Work to begin on Nunavut legislature next month
by Jeff Colbourne
NNSL (Mar 30/98) - Construction is about to begin on Nunavut's first legislative assembly in Iqaluit.
"The working drawings are now being finalized, the architects have given us a basic conceptual drawing and we have already submitted our development permit," said Tagak Curley, president of the Nunavut Construction Corporation, that's overseeing the project.
Construction on the building should begin as soon as the first barge comes in this year.
In a couple of weeks, however, contractors will drive piles into the ground, while the ground is still frozen making way for general construction following spring thaw.
The corporation will accept tenders soon and hire a number of subcontractors to do the work on the site including electrical, mechanical and plumbing and heating.
"During the peak period we should be averaging around 30-plus workers in our view," said Curley.
The legislature will be two buildings closed in a shell, joined by a hallway. One side, three stories high, will contain the offices and the other side the two-storey high assembly.
The architect, Full Circle -- Keith Irving of Iqaluit designed the building in such a way that it reflects the landscape of the Nunavut region. The building on the inside will resemble an igloo with its blocked shape. From outside, the assembly will have a globe-type roof.
The 3,000-square metre building is not over-designed, said Curley, in order to keep it affordable when leasing it back to the Nunavut government.
"It's a big project because it's quite a huge building and also the fact we got to put it up quick in order to meet the April 1, 1999 deadline," said Curley. "That's a priority."
This legislative assembly will house the first leaders of Nunavut.
It will be an interim facility for the Nunavut government until the government feels a need for a bigger building.
"Maybe in the end, somewhere along the road they will probably want a real monument," said Curley. "But this will be I think decent enough for the time being."
The building is designed so that if the government decides to build something else in Iqaluit, the building can be converted to a major commercial operation like a hotel, for example.
The cost of the building has not been finalized but the corporation is working within a budget so that in the end, the building will fall in line with Iqaluit market range for square foot cost, which currently is around $200.
Once the building is constructed, the construction corporation will have to find artwork from various Nunavut communities to decorate the facility.
Discussions are ongoing as to what types of artwork will be placed inside the legislature, said Curley.

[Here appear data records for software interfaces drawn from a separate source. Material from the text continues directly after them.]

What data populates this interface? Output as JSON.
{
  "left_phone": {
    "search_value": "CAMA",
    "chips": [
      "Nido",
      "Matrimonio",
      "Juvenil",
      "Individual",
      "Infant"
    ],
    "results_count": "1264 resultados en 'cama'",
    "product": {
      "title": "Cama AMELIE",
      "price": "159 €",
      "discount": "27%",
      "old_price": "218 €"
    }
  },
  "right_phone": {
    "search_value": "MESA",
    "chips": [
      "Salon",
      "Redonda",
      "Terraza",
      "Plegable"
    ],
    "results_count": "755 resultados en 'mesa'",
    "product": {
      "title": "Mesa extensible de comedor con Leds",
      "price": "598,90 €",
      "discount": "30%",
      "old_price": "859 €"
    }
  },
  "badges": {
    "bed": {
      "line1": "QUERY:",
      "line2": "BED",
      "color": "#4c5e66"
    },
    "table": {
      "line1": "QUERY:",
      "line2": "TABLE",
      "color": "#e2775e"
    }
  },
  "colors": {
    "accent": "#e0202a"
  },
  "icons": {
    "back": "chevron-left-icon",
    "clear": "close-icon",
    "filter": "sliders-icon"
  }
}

He hopes however to have this aspect of the project handled by an independent body, like an art foundation allowing the corporation to simply contribute seed money to do the work.